YOUR TASK: Copy every line below that has the word "values" in it.

THE DATA:
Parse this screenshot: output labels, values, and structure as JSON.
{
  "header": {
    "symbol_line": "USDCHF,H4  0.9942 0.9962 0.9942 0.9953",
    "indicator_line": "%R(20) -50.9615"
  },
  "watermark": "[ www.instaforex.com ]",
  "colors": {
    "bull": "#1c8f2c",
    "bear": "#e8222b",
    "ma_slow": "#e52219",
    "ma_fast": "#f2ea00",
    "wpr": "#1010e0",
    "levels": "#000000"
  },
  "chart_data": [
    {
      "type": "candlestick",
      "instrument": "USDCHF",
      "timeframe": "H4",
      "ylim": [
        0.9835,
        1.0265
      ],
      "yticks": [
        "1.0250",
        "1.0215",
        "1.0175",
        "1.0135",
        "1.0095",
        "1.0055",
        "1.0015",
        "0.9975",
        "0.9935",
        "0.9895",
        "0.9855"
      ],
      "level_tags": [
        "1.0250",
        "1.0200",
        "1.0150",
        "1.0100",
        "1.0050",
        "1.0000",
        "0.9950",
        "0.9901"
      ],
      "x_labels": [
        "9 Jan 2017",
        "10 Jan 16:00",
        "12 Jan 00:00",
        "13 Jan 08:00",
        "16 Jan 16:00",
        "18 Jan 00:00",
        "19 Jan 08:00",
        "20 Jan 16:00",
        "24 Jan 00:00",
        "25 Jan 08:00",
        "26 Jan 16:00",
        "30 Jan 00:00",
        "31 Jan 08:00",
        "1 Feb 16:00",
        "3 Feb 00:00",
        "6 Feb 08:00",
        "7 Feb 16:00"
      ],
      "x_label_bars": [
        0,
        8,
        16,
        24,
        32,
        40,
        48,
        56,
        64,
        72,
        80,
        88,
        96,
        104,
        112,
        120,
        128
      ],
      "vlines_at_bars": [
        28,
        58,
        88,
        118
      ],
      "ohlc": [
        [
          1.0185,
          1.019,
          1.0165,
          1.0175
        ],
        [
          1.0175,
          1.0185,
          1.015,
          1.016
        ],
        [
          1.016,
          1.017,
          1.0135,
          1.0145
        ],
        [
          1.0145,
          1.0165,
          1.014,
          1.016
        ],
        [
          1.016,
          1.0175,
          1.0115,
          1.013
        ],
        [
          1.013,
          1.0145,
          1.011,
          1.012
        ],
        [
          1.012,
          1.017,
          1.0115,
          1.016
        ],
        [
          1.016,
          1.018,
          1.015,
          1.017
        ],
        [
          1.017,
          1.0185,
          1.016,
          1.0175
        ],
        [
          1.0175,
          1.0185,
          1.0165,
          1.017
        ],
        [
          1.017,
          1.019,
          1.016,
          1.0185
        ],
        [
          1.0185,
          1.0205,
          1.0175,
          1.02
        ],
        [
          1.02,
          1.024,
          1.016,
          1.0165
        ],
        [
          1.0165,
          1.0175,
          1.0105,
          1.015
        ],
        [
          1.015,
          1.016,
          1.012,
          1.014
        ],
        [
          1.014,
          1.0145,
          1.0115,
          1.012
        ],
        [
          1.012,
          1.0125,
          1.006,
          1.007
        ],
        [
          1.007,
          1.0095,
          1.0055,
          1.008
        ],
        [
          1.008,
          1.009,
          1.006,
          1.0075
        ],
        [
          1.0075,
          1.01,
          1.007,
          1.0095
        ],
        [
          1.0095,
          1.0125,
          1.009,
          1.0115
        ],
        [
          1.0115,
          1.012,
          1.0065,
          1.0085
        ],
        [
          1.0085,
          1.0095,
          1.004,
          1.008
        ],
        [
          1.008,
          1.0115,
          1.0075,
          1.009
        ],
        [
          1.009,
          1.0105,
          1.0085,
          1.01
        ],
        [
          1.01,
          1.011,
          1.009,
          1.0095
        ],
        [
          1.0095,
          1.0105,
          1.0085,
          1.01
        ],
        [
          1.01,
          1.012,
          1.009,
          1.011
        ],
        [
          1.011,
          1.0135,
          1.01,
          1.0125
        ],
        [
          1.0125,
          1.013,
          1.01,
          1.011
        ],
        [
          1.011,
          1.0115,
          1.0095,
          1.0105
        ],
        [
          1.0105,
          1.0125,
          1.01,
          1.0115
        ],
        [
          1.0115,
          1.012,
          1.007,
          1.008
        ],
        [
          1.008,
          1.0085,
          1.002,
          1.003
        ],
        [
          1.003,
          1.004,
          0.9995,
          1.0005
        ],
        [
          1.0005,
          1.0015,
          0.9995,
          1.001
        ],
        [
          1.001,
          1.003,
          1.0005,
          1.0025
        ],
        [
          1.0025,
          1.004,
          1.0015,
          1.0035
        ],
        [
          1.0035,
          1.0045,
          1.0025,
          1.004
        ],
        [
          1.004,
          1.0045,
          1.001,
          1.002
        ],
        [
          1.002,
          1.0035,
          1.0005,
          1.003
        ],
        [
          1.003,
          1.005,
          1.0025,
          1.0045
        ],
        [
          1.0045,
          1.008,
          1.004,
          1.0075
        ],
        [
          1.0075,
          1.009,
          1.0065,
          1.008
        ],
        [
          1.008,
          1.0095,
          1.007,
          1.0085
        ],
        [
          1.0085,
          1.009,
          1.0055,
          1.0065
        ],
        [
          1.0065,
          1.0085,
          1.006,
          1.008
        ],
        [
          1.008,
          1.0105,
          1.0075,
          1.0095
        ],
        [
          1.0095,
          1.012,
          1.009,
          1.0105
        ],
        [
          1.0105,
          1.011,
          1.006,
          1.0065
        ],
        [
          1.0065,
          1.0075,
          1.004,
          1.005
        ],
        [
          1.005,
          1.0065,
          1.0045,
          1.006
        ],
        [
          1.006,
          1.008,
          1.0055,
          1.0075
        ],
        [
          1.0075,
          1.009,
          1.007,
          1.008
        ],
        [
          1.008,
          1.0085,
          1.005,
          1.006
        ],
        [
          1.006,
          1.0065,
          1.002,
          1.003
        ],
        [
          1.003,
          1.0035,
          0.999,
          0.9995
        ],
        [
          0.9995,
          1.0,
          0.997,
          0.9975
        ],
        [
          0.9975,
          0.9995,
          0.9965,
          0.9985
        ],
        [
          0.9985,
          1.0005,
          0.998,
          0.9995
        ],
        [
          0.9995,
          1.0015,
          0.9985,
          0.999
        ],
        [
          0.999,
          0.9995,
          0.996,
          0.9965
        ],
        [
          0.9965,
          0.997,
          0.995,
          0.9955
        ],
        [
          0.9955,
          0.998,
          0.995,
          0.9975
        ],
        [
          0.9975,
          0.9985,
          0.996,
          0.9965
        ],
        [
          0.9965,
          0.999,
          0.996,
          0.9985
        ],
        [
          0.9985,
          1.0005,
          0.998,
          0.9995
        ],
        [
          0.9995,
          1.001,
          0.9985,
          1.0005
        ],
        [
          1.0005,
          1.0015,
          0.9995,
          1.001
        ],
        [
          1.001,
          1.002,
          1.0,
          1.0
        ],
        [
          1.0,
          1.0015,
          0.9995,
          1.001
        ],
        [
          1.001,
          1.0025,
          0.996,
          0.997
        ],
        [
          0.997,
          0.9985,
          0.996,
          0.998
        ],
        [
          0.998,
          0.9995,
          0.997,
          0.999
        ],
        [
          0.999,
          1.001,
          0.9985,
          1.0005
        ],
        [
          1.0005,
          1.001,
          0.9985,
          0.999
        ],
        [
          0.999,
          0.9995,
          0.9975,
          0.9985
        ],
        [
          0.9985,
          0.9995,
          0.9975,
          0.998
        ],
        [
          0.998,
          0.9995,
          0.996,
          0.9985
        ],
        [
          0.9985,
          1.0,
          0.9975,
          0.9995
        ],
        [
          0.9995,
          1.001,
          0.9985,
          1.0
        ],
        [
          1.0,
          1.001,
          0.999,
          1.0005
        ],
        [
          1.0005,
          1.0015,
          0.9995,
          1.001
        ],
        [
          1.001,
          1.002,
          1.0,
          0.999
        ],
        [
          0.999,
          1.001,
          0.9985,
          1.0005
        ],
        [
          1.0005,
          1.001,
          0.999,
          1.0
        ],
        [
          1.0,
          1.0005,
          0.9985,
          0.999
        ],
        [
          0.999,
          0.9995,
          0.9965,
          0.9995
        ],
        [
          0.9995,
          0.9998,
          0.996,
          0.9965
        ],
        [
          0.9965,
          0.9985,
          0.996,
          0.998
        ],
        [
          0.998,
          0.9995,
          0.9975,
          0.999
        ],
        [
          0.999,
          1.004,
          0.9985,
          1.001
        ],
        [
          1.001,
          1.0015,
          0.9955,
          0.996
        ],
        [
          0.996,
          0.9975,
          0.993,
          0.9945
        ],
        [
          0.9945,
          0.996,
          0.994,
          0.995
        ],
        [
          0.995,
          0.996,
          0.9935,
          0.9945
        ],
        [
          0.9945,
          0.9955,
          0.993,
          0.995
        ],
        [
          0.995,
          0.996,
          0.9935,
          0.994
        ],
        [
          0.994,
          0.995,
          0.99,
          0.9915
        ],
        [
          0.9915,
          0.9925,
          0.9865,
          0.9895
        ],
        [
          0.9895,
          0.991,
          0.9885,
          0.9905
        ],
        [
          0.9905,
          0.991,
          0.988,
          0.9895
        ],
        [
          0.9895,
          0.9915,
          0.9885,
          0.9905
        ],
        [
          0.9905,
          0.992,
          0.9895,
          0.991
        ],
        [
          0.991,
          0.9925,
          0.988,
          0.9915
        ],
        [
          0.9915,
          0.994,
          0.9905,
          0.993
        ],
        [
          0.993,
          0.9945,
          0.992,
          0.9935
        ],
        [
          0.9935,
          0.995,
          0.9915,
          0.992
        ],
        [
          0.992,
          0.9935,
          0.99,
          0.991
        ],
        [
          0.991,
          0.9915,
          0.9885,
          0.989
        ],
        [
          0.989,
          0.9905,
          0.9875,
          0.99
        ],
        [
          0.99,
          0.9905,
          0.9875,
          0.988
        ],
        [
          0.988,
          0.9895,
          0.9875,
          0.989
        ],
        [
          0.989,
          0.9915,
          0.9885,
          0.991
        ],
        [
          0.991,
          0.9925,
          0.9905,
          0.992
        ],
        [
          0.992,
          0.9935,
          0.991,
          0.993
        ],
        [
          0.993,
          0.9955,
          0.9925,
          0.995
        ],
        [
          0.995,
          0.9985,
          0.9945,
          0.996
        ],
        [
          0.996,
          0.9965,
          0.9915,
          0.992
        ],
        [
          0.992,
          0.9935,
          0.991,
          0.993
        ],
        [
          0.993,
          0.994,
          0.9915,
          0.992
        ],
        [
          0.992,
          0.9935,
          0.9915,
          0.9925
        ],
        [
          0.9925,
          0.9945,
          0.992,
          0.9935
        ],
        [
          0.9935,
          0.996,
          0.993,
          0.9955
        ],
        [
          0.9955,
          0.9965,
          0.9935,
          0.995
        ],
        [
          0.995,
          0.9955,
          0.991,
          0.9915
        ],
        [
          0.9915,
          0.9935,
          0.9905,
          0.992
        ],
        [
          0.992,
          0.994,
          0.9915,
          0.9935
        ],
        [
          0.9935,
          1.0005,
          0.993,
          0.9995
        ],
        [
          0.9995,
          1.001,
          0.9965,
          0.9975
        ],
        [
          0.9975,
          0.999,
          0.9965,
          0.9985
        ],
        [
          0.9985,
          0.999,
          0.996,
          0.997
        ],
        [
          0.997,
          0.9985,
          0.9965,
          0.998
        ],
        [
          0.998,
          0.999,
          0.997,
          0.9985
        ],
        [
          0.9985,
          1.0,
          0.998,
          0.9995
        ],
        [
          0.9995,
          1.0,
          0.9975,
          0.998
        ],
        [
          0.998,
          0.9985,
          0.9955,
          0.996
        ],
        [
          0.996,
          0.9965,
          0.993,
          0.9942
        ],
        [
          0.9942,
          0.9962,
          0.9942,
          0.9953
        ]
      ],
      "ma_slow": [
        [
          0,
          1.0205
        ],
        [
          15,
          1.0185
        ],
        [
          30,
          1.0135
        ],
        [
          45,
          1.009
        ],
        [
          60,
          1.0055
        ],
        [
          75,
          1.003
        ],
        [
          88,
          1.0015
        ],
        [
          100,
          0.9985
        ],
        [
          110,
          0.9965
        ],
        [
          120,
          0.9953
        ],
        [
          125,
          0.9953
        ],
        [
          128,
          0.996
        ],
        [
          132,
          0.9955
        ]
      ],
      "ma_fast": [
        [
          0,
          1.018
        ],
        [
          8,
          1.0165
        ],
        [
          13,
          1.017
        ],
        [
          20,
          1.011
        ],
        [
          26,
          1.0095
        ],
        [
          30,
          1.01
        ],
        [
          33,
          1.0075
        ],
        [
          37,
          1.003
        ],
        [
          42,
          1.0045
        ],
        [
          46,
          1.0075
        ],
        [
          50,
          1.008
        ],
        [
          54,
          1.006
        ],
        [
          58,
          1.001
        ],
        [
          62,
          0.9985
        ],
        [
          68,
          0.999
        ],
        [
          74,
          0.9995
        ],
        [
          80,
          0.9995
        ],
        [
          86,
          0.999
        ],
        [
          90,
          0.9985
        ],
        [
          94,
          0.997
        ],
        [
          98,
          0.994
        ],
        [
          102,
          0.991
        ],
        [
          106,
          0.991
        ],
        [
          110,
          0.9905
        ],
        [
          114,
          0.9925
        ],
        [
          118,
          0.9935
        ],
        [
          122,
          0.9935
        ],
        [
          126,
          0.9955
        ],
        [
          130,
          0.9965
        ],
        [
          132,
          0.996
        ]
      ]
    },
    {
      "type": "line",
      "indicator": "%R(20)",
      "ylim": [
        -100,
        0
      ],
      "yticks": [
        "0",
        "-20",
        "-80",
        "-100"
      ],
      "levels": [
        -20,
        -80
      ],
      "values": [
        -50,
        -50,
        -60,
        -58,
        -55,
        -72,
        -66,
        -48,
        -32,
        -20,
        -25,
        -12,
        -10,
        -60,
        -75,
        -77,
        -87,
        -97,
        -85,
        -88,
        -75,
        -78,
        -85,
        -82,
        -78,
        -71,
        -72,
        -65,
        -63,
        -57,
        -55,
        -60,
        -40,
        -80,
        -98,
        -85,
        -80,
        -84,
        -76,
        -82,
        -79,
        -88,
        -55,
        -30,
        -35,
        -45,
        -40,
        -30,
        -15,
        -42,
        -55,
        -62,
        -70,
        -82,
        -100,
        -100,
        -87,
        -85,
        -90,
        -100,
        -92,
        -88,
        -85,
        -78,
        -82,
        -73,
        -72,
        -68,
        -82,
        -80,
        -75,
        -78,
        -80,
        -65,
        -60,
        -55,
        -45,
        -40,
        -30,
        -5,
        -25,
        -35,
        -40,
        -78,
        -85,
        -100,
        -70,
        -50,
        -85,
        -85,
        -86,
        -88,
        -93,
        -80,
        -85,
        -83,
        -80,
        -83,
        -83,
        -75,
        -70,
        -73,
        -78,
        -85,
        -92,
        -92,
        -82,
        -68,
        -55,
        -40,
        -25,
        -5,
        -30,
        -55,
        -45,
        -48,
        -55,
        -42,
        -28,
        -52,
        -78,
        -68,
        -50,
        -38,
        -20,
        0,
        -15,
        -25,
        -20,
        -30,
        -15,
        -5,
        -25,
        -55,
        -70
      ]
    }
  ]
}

RESPONSE TO THE TASK:
Parse this screenshot: output labels, values, and structure as JSON.
      "values": [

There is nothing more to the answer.